  12. Star Trek has hinted at lesbianism, homosexuality, bisexuality, sexual fluidity and other stuff but never had a character openly in a LGBT category. Now that the ST: Discovery has a gay character I think the best thing to is not go advertise everywhere in a caricature-like way. Play it, pardon the pun, straight. Having a character define himself/herself by their sexuality would be anathema to Star Trek. I can't think of any moment in Star Trek where a main character defines themselves by the colour of their skin, their ethnicity upon their own planet or by their sexuality. TOS never did that, it did the best thing possible: being Asian, or black, or Russian or a woman was not a person's defining characteristic. It was who they were as a person that mattered, not some racial or gender characteristic. Though I think there is some misunderstanding about the openness of the Star Trek universe. I'm thinking about Beverly Crusher in the ending of the TNG episode, the Host. Where she says she cannot love the new host, the thing is it is her choice to be heterosexual and that is what she is comfortable with- hence her comment. 24th century Federation can't be that open otherwise there would be all kinds of relationships: paedophilia, polygamy, incest and so forth. There is unprecedented freedom and a remarkable amount of tolerance in the Federation, but it is bound to morality and justice. Otherwise completely open relationships of any kind which are never frowned upon would lead to an amoral society.

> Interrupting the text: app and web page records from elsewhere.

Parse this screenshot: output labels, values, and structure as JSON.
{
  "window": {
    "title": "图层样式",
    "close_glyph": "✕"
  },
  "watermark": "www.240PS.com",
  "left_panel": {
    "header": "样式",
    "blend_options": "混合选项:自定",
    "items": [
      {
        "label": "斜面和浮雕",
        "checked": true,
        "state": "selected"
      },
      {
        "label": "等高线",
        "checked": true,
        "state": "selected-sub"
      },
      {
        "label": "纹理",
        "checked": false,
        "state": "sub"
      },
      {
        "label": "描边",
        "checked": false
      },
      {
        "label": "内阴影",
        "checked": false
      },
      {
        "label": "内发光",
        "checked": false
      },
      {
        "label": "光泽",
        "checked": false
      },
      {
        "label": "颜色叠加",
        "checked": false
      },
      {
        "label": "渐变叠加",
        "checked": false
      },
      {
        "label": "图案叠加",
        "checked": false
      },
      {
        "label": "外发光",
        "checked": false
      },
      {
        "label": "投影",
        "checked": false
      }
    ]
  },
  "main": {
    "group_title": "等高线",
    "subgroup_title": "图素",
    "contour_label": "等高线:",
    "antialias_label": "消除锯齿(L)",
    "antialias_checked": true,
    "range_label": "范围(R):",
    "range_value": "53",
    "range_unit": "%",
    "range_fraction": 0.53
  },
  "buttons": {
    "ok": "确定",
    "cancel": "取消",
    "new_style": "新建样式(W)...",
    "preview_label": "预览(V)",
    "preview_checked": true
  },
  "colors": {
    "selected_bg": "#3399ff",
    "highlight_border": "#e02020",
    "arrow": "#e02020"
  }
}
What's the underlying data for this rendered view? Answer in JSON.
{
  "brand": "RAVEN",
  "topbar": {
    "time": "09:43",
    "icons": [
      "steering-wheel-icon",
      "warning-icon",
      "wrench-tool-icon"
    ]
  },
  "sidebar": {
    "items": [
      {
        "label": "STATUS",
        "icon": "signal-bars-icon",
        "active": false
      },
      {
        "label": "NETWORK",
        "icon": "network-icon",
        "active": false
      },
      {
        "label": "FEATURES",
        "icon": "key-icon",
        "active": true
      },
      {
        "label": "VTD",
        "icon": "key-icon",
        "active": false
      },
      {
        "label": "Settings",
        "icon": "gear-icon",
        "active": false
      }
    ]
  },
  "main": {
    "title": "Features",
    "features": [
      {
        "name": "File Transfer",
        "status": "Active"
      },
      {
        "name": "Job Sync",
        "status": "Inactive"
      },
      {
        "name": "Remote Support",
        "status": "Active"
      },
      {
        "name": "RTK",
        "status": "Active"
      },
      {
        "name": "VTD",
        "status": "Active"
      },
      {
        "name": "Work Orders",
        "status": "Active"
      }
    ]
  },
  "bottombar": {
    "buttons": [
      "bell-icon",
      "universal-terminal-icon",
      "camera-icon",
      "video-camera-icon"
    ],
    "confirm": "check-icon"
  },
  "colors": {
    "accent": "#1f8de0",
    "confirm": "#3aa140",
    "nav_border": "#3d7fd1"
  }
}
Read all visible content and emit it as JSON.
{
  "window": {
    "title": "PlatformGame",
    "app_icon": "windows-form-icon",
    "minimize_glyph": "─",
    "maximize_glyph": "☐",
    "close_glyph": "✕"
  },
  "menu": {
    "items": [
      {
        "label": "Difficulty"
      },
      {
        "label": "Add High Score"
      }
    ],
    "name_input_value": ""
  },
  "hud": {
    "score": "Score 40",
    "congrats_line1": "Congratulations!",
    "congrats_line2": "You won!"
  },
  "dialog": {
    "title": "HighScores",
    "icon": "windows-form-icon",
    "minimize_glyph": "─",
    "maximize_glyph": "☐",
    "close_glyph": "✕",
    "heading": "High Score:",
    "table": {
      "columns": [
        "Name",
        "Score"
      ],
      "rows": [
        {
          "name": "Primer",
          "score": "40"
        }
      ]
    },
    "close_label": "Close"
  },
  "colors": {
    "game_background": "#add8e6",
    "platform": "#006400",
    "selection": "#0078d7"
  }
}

There are no restrictions on sex between two, or more, consenting adults. But the general preference is the typical family unit, heteronormativity appears to be the standard practice for 99% of members of all species who have the nuclear family structure. Unless you are Denobulan of course! About 0.5% of humanity is in the LGBT category and I personally believe that percentage will not change that much, I think it comes down to sexual preference and you just know what turns you on and no is going to tell you otherwise. I don't like the arguments of "you don't know what you are missing" or "it's bigoted to not explore and try new things". Imagine saying to a gay person- why not have a heterosexual relationship? They would be pretty offended because they choose to have same-sex relationships, that's the only way they can feel love and sexual pleasure. So why say to a straight person- why not have a homosexual relationship? Why is it is frowned upon that a straight person only wants to seek heterosexual relationships? Just because a person has a set preference does not make them bigoted.
  13. The details sound interesting, I just hope they don't botch the gay character, the best way of going about it is to not make a thing of it because in the Federation it would not be a thing. Then of course have episodes where's there bigoted societies and then boo-yah bring out the social commentary.
  14. Thanks for the comment. It's taking a while to work on the next chapter because I have been busy with work and other hobbies, however I will get around to finishing it off during this bank holiday weekend. I'm glad you found Kira's and Ezri's stories convincing, it took a lot of time working out a backstory!
  15. You went there... I have gone where no man has gone before!